» **WHAT THE EXERCISE ASKS**:
Pull every line with "icon" from the entries below.

» **GIVEN DATA**:
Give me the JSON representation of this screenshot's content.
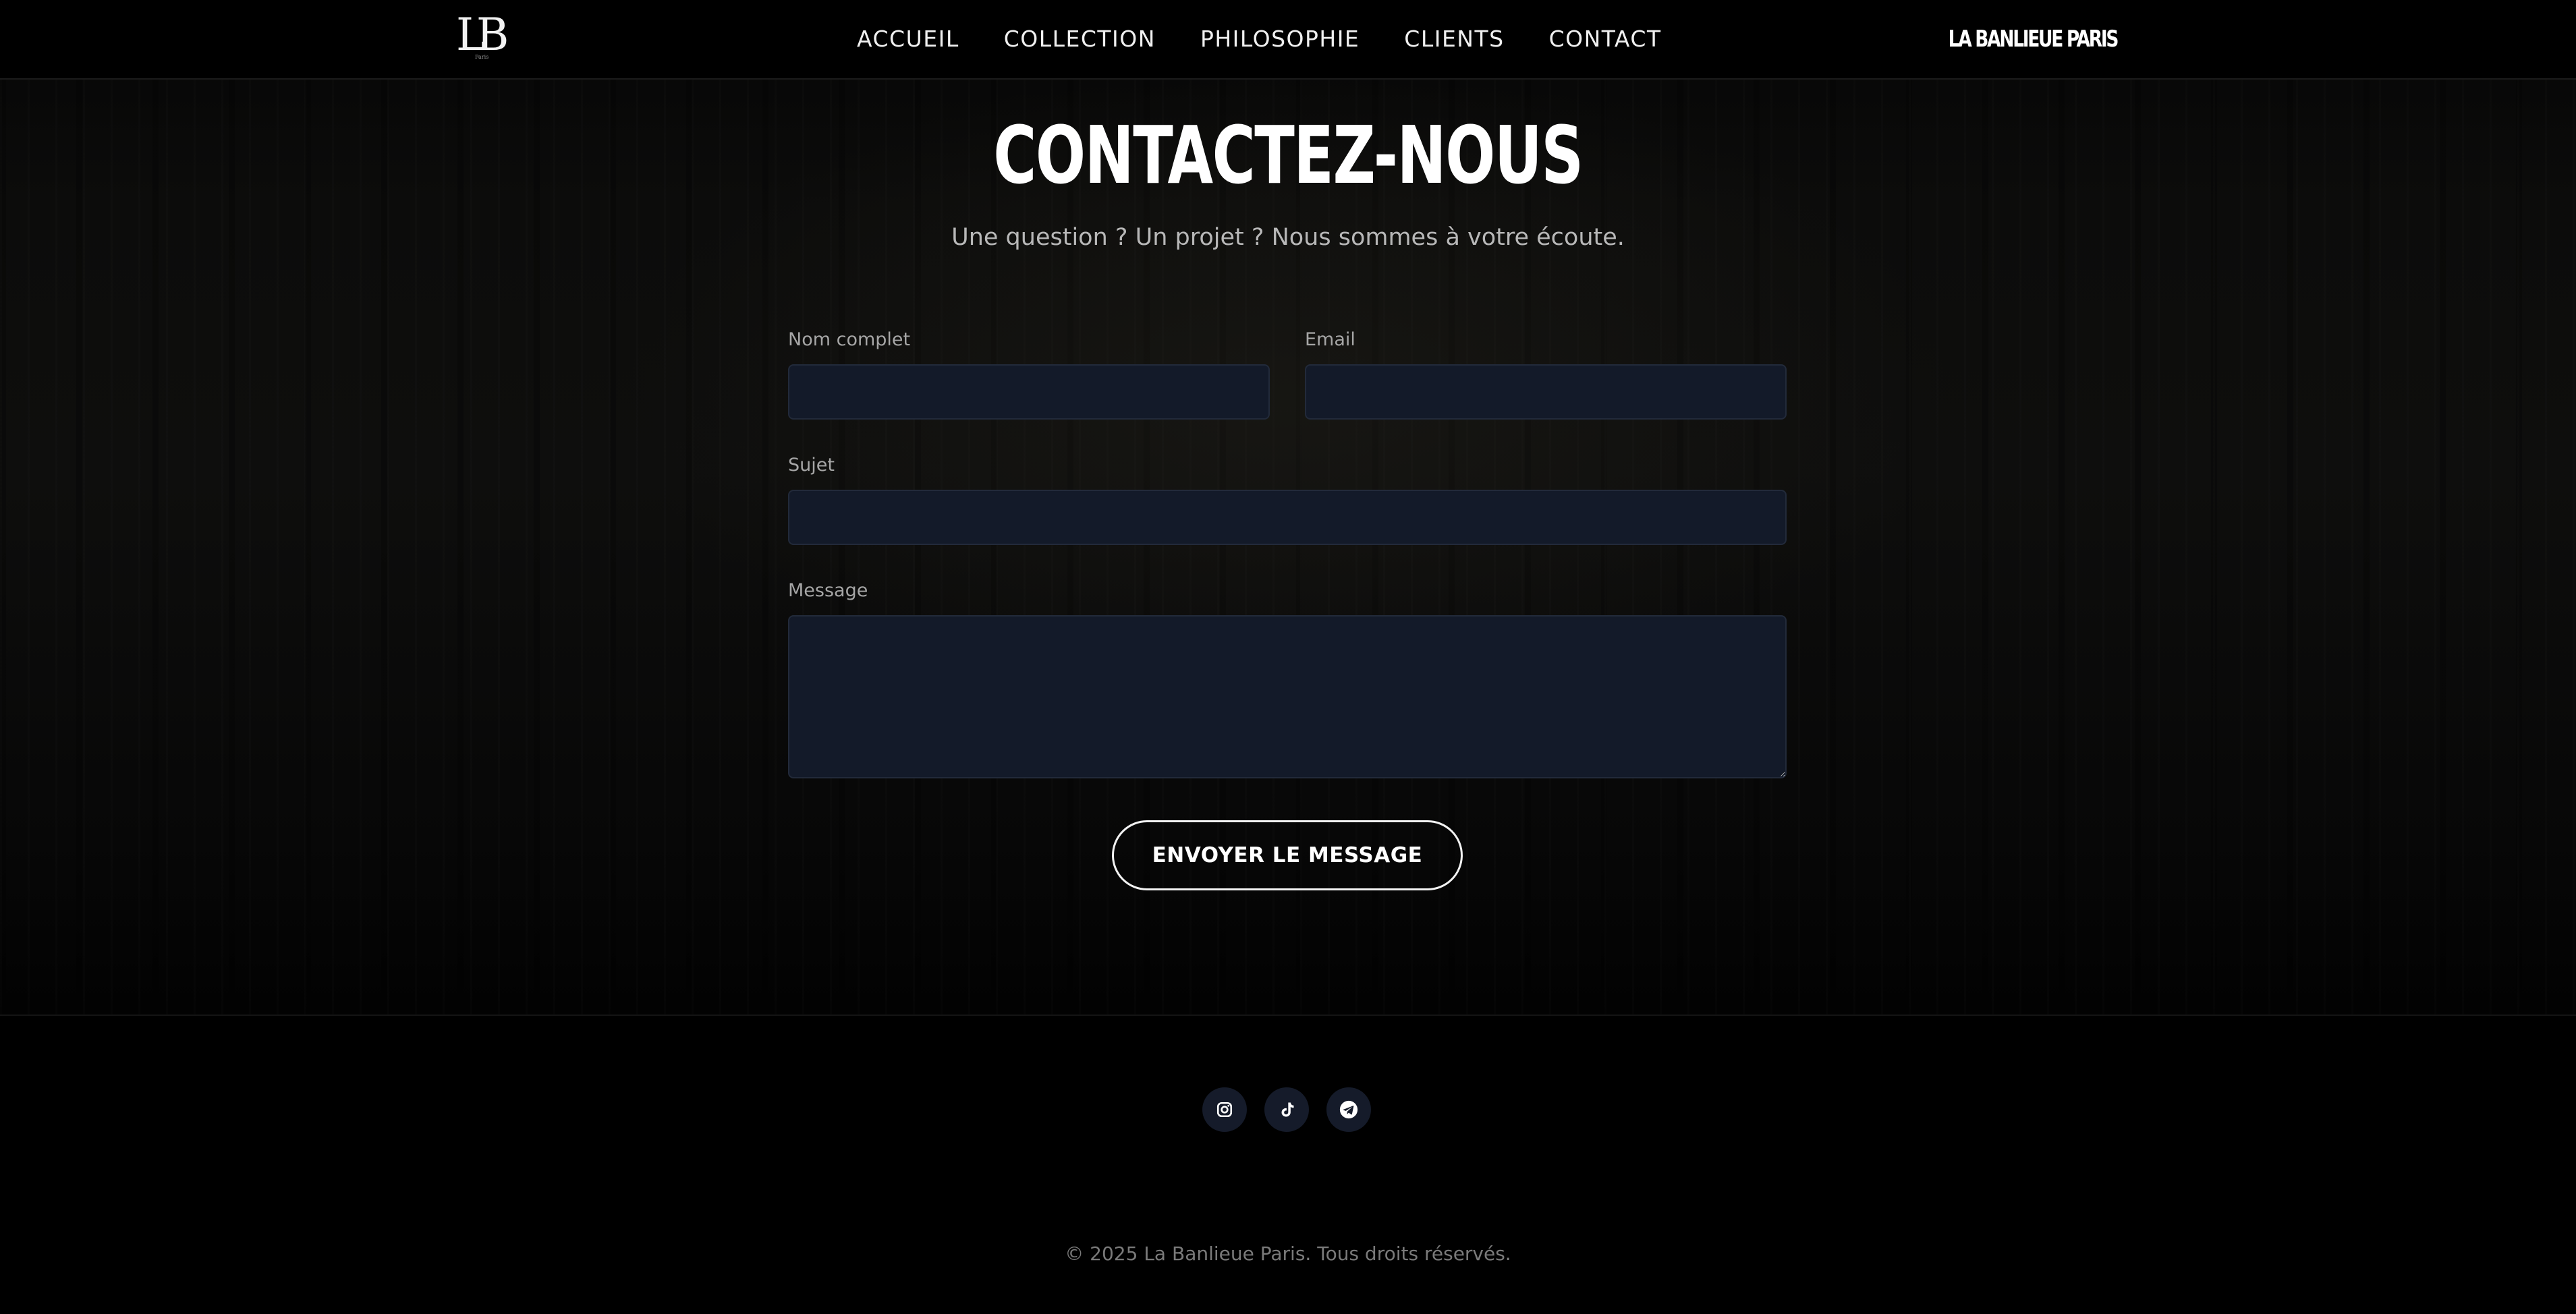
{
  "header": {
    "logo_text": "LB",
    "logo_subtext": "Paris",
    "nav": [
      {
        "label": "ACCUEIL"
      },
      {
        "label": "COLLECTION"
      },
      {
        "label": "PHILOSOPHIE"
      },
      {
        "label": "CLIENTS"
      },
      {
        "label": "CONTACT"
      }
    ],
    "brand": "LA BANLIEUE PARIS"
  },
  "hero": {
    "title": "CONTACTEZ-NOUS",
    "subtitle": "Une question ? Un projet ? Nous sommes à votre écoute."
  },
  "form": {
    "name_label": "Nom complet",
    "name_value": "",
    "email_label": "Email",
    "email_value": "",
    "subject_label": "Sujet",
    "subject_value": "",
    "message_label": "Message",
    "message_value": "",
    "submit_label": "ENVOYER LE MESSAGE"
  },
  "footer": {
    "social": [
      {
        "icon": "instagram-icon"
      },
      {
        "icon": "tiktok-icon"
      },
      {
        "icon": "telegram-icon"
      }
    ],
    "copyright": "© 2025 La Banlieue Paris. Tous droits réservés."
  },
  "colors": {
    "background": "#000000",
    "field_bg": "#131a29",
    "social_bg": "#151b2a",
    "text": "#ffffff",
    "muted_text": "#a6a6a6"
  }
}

» **EXERCISE ANSWER**:
        "icon": "instagram-icon"
        "icon": "tiktok-icon"
        "icon": "telegram-icon"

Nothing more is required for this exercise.